Some continuously argue religious freedom is on the decline in America and cite discrimination cases against same-sex couples as their major support. Reading such arguments causes me to ask how they would define religious freedom. Freedom to obey “the laws of the land”? Freedom from religious persecution? Freedom from being teased about your religion?
Someone recently submitted an article to my school newspaper (The Statesman) and seemed to think religious freedom means if someone teases you for being Mormon, let’s say, they have breached your religious freedom. She pontificated about pessimism towards Mormons due to their bizarre culture. She discussed a few stereotypes of Mormons and suggested they are not accurate or should be overlooked because every group of similar people establish some form of culture that seems bizarre to outsiders. And then she says: “Those who are devout members of minority religions in Utah, or are atheist, should still feel it imperative to uphold the Constitution by respecting their neighbor’s freedom of religion, even though the concentrated LDS religion may feel overbearing.”
I’m confused. How is any of this related to religious freedom?
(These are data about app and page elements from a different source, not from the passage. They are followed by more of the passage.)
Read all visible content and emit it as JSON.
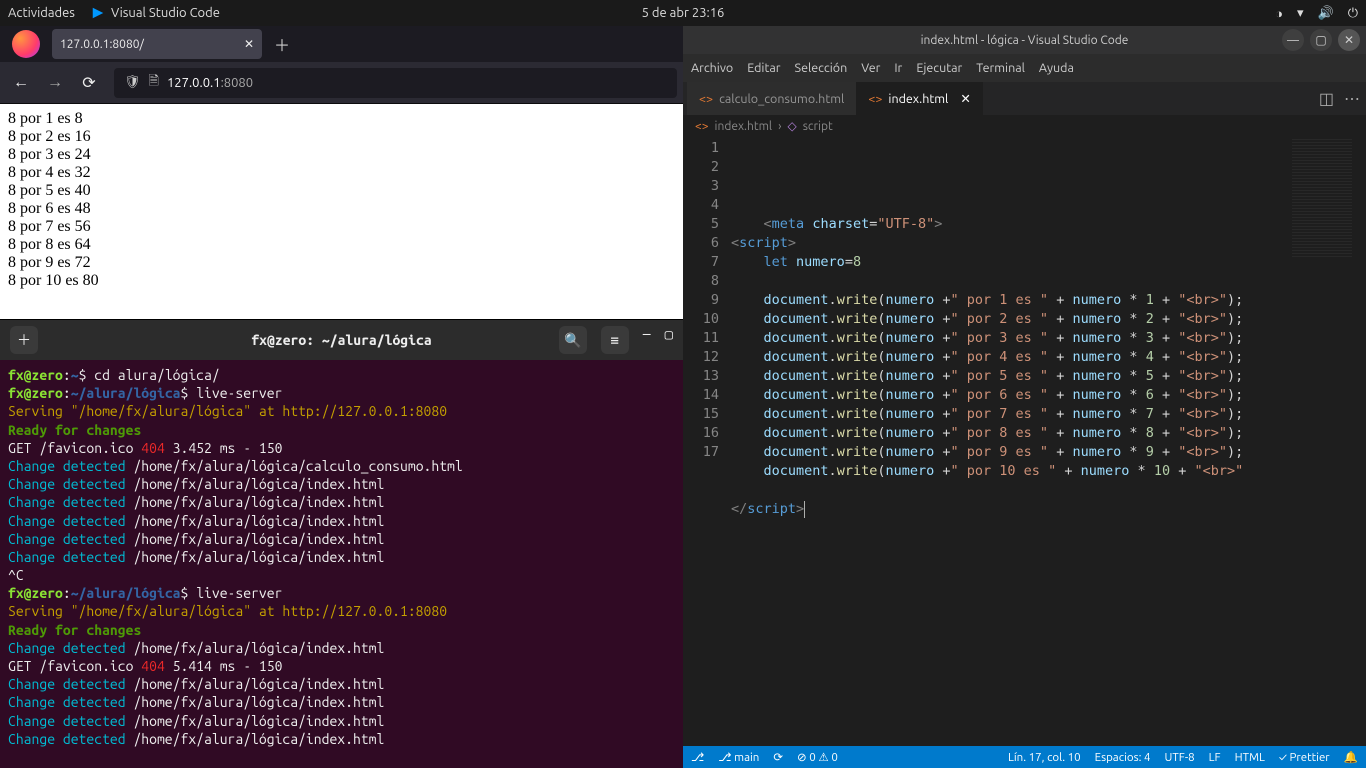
{
  "topbar": {
    "activities": "Actividades",
    "appname": "Visual Studio Code",
    "clock": "5 de abr  23:16"
  },
  "firefox": {
    "tab_title": "127.0.0.1:8080/",
    "url_host": "127.0.0.1",
    "url_path": ":8080",
    "page_lines": [
      "8 por 1 es 8",
      "8 por 2 es 16",
      "8 por 3 es 24",
      "8 por 4 es 32",
      "8 por 5 es 40",
      "8 por 6 es 48",
      "8 por 7 es 56",
      "8 por 8 es 64",
      "8 por 9 es 72",
      "8 por 10 es 80"
    ]
  },
  "terminal": {
    "title": "fx@zero: ~/alura/lógica",
    "lines": [
      {
        "segs": [
          {
            "t": "fx@zero",
            "c": "t-green-b"
          },
          {
            "t": ":",
            "c": "t-white"
          },
          {
            "t": "~",
            "c": "t-blue"
          },
          {
            "t": "$ ",
            "c": "t-white"
          },
          {
            "t": "cd alura/lógica/",
            "c": "t-white"
          }
        ]
      },
      {
        "segs": [
          {
            "t": "fx@zero",
            "c": "t-green-b"
          },
          {
            "t": ":",
            "c": "t-white"
          },
          {
            "t": "~/alura/lógica",
            "c": "t-blue"
          },
          {
            "t": "$ ",
            "c": "t-white"
          },
          {
            "t": "live-server",
            "c": "t-white"
          }
        ]
      },
      {
        "segs": [
          {
            "t": "Serving \"/home/fx/alura/lógica\" at http://127.0.0.1:8080",
            "c": "t-orange"
          }
        ]
      },
      {
        "segs": [
          {
            "t": "Ready for changes",
            "c": "t-green"
          }
        ]
      },
      {
        "segs": [
          {
            "t": "GET /favicon.ico ",
            "c": "t-white"
          },
          {
            "t": "404",
            "c": "t-red"
          },
          {
            "t": " 3.452 ms - 150",
            "c": "t-white"
          }
        ]
      },
      {
        "segs": [
          {
            "t": "Change detected",
            "c": "t-cyan"
          },
          {
            "t": " /home/fx/alura/lógica/calculo_consumo.html",
            "c": "t-white"
          }
        ]
      },
      {
        "segs": [
          {
            "t": "Change detected",
            "c": "t-cyan"
          },
          {
            "t": " /home/fx/alura/lógica/index.html",
            "c": "t-white"
          }
        ]
      },
      {
        "segs": [
          {
            "t": "Change detected",
            "c": "t-cyan"
          },
          {
            "t": " /home/fx/alura/lógica/index.html",
            "c": "t-white"
          }
        ]
      },
      {
        "segs": [
          {
            "t": "Change detected",
            "c": "t-cyan"
          },
          {
            "t": " /home/fx/alura/lógica/index.html",
            "c": "t-white"
          }
        ]
      },
      {
        "segs": [
          {
            "t": "Change detected",
            "c": "t-cyan"
          },
          {
            "t": " /home/fx/alura/lógica/index.html",
            "c": "t-white"
          }
        ]
      },
      {
        "segs": [
          {
            "t": "Change detected",
            "c": "t-cyan"
          },
          {
            "t": " /home/fx/alura/lógica/index.html",
            "c": "t-white"
          }
        ]
      },
      {
        "segs": [
          {
            "t": "^C",
            "c": "t-white"
          }
        ]
      },
      {
        "segs": [
          {
            "t": "fx@zero",
            "c": "t-green-b"
          },
          {
            "t": ":",
            "c": "t-white"
          },
          {
            "t": "~/alura/lógica",
            "c": "t-blue"
          },
          {
            "t": "$ ",
            "c": "t-white"
          },
          {
            "t": "live-server",
            "c": "t-white"
          }
        ]
      },
      {
        "segs": [
          {
            "t": "Serving \"/home/fx/alura/lógica\" at http://127.0.0.1:8080",
            "c": "t-orange"
          }
        ]
      },
      {
        "segs": [
          {
            "t": "Ready for changes",
            "c": "t-green"
          }
        ]
      },
      {
        "segs": [
          {
            "t": "Change detected",
            "c": "t-cyan"
          },
          {
            "t": " /home/fx/alura/lógica/index.html",
            "c": "t-white"
          }
        ]
      },
      {
        "segs": [
          {
            "t": "GET /favicon.ico ",
            "c": "t-white"
          },
          {
            "t": "404",
            "c": "t-red"
          },
          {
            "t": " 5.414 ms - 150",
            "c": "t-white"
          }
        ]
      },
      {
        "segs": [
          {
            "t": "Change detected",
            "c": "t-cyan"
          },
          {
            "t": " /home/fx/alura/lógica/index.html",
            "c": "t-white"
          }
        ]
      },
      {
        "segs": [
          {
            "t": "Change detected",
            "c": "t-cyan"
          },
          {
            "t": " /home/fx/alura/lógica/index.html",
            "c": "t-white"
          }
        ]
      },
      {
        "segs": [
          {
            "t": "Change detected",
            "c": "t-cyan"
          },
          {
            "t": " /home/fx/alura/lógica/index.html",
            "c": "t-white"
          }
        ]
      },
      {
        "segs": [
          {
            "t": "Change detected",
            "c": "t-cyan"
          },
          {
            "t": " /home/fx/alura/lógica/index.html",
            "c": "t-white"
          }
        ]
      }
    ]
  },
  "vscode": {
    "title": "index.html - lógica - Visual Studio Code",
    "menu": [
      "Archivo",
      "Editar",
      "Selección",
      "Ver",
      "Ir",
      "Ejecutar",
      "Terminal",
      "Ayuda"
    ],
    "tabs": [
      {
        "name": "calculo_consumo.html",
        "active": false
      },
      {
        "name": "index.html",
        "active": true
      }
    ],
    "breadcrumb": [
      "index.html",
      "script"
    ],
    "status": {
      "branch": "main",
      "sync": "",
      "errors": "0",
      "warnings": "0",
      "pos": "Lín. 17, col. 10",
      "spaces": "Espacios: 4",
      "encoding": "UTF-8",
      "eol": "LF",
      "lang": "HTML",
      "prettier": "Prettier"
    },
    "code": {
      "line1_indent": "    ",
      "line2_open": "<",
      "line2_elem": "script",
      "line2_close": ">",
      "line4_let": "let",
      "line4_var": "numero",
      "line4_eq": "=",
      "line4_val": "8",
      "write_lines": [
        {
          "n": "1"
        },
        {
          "n": "2"
        },
        {
          "n": "3"
        },
        {
          "n": "4"
        },
        {
          "n": "5"
        },
        {
          "n": "6"
        },
        {
          "n": "7"
        },
        {
          "n": "8"
        },
        {
          "n": "9"
        }
      ],
      "last_n": "10",
      "meta_elem": "meta",
      "meta_attr": "charset",
      "meta_val": "\"UTF-8\"",
      "doc": "document",
      "write": "write",
      "numero": "numero",
      "por_prefix": "\" por ",
      "es_suffix": " es \"",
      "br": "\"<br>\"",
      "por10": "\" por 10 es \"",
      "endscript_open": "</",
      "endscript_elem": "script",
      "endscript_close": ">"
    }
  }
}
The Supreme Court defined religious freedom as the freedom to get around laws. For example, the Americans with Disabilities Act. Does one of your employees have a disability (e.g., narcolepsy)? Fire her; it’s within your religious freedom to do so. This may seem like a stretch, but it actually happened. The Huffington Post reported:
[Perich] got sick in 2004, then tried to return to work from disability leave despite being diagnosed with narcolepsy. The school said she couldn’t return because they had hired a substitute for that year. They fired her and removed her from the church ministry after she showed up at the school and threatened to sue to get her job back.
About this case, another Huffington Post author said:
The Supreme Court broadened all religious organizations’ rights to discriminate, saying that both the Establishment Clause (you know — the one that says government can’t establish a religion, despite what some people like to claim during election years) and the Free Exercise Clause of the First Amendment prohibit any limitations on a church’s right to select its own ministers. That means churches can discriminate based on race, age, sex, disability, national origin — you name it — when it comes to ministers.
That’s right. The church didn’t have to have a religious reason to fire her under this new ruling, and that’s what I find to be the scary part. It’s one thing if the church says it fired someone because they broke some religious rule or for some religious reason. But the Supreme Court says they can actively discriminate and give the discrimination as a reason, and still get away with it. Church elders don’t like ministers in wheelchairs? You’re gone. Pregnant ministers? Fugeddaboutit. History of Parkinson’s in the minister’s family? You’re fired.
So, will churches be forced to hire gays and lesbians? No. Can a church (legally) fire someone because of their sexual orientation? Yep. At this rate, Dallin H. Oaks of the LDS (Mormon) Church may get his wish one day. He might just earn the right to withhold public goods and services from anyone he or his church do not like. Yay for religious freedom!